> **Directions**:
Could you copy every line in the listing below that has the word "true"?

> **Data records**:
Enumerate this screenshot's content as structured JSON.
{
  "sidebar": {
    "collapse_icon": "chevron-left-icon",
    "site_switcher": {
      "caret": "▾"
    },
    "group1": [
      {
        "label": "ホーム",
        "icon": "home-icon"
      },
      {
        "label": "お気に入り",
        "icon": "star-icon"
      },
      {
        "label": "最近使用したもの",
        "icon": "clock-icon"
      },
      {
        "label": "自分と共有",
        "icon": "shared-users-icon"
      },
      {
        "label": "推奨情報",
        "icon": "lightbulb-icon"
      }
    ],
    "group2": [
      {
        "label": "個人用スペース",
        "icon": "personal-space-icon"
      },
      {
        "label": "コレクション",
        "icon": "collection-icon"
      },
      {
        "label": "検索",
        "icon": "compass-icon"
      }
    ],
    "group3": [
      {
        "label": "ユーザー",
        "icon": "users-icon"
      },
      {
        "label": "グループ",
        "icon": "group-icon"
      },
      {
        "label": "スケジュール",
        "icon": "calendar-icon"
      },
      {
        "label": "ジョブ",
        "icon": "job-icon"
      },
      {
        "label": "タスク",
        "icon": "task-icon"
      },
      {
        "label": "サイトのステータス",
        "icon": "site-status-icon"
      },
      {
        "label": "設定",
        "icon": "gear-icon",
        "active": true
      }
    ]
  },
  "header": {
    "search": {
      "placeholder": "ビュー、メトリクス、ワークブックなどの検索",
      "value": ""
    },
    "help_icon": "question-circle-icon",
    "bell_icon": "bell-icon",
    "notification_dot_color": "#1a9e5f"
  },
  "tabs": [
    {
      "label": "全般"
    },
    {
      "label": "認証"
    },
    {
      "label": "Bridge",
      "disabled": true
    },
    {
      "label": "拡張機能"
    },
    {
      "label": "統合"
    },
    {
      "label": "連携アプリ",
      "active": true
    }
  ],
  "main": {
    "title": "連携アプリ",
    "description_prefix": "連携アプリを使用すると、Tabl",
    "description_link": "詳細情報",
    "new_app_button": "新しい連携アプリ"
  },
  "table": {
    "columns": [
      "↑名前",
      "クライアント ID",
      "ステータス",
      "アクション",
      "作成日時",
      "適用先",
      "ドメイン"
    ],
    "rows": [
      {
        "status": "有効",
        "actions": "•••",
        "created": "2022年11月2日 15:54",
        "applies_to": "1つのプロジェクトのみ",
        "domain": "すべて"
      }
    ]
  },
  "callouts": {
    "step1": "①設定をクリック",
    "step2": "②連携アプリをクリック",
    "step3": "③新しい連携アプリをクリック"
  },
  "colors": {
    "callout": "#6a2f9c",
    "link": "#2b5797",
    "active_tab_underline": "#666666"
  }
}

> **Exercise answer**:
        "active": true
      "disabled": true
      "active": true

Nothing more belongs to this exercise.